Rosewood Morris Dancers

Traditional English Dance - Morris Dancing

Every solstice, outside the pubs of Palmerston North, strangely clad people can be seen leaping into the air, waving handkerchiefs and sticks, with bells jingling from their shins. This traditional ritual to welcome the return of the sun and spring is called Morris dancing, and it goes back at least to the 15th century in England.

The origins of Morris dancing have been lost in history, but prevalent opinion is that Morris is based pre-Christian fertility or luck-bringing ceremonies. Over time, these 'pagan' dances were assimilated by the church (first the Catholic, then the Protestant) and by the 1500s, Morris was being performed for Easter, May Day and other local festivals.

Morris is still danced all year round to ensure a good crop, to provide entertainment, or to commemorate important events. Today, Morris is still performed in England and New Zealand on days such as Plough Monday, Easter, and the start of spring. Some of the dances have not changed in over a hundred years and because of this long history, Morris dancing is considered a living tradition.

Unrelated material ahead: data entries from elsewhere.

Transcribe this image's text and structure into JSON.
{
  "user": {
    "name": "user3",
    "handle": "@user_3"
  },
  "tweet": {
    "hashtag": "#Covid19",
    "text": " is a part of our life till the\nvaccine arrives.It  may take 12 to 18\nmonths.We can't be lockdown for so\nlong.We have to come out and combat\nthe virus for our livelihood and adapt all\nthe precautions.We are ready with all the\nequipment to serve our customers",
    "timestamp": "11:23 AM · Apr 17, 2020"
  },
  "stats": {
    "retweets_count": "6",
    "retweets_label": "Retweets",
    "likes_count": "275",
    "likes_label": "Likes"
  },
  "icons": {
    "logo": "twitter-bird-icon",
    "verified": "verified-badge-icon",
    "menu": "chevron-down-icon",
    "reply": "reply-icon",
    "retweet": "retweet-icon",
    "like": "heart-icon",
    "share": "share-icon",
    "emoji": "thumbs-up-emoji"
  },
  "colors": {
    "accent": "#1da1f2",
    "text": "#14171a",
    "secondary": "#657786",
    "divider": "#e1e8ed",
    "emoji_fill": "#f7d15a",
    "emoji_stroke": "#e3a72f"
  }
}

We would love you to try Morris dancing. We practise at Palmerston North Fire Station on Thursday evenings.

Alternatively, if you would like us to dance at an event that you are organising please contact our Squire, Rob Freeman, or Lis Todd.

How to Join

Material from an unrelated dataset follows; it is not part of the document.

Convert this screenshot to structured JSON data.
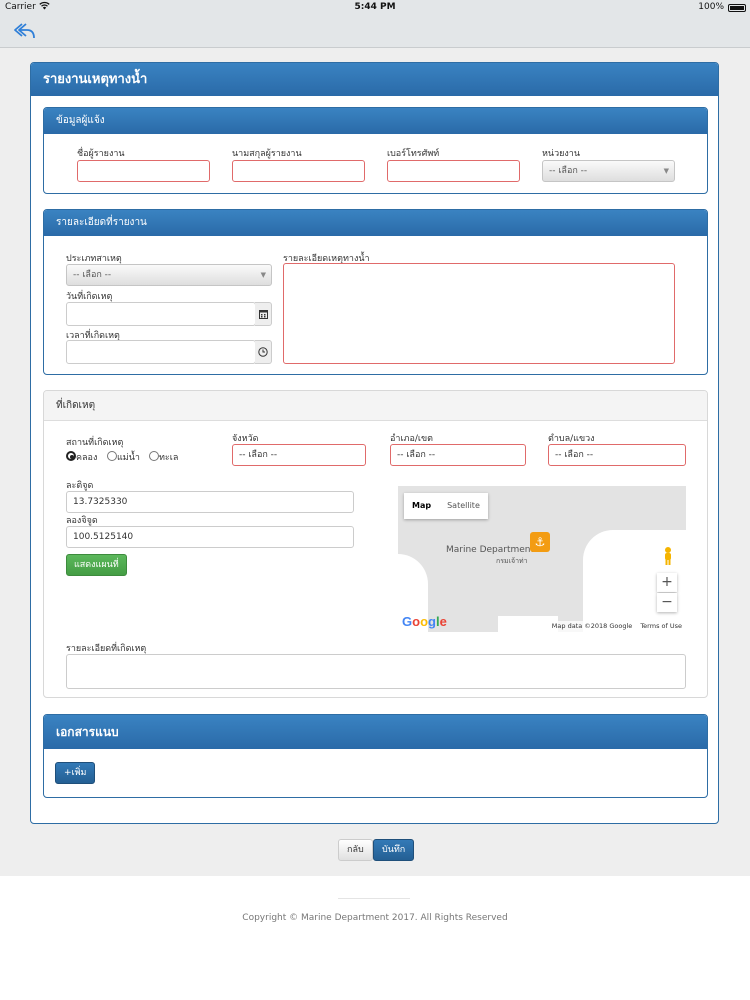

Please contact Rob or Lis for more information.

Membership Fees

No fees.

When and where we meet

Every Thursday evening from 7:30pm - 8:30pm at the PN Fire Station (please call the Squire first if it is your first time as location and time may change).

Contact Details

Rob Freeman



Lis Todd

Senior member



50 Cook Street, Palmerston North 4410, New Zealand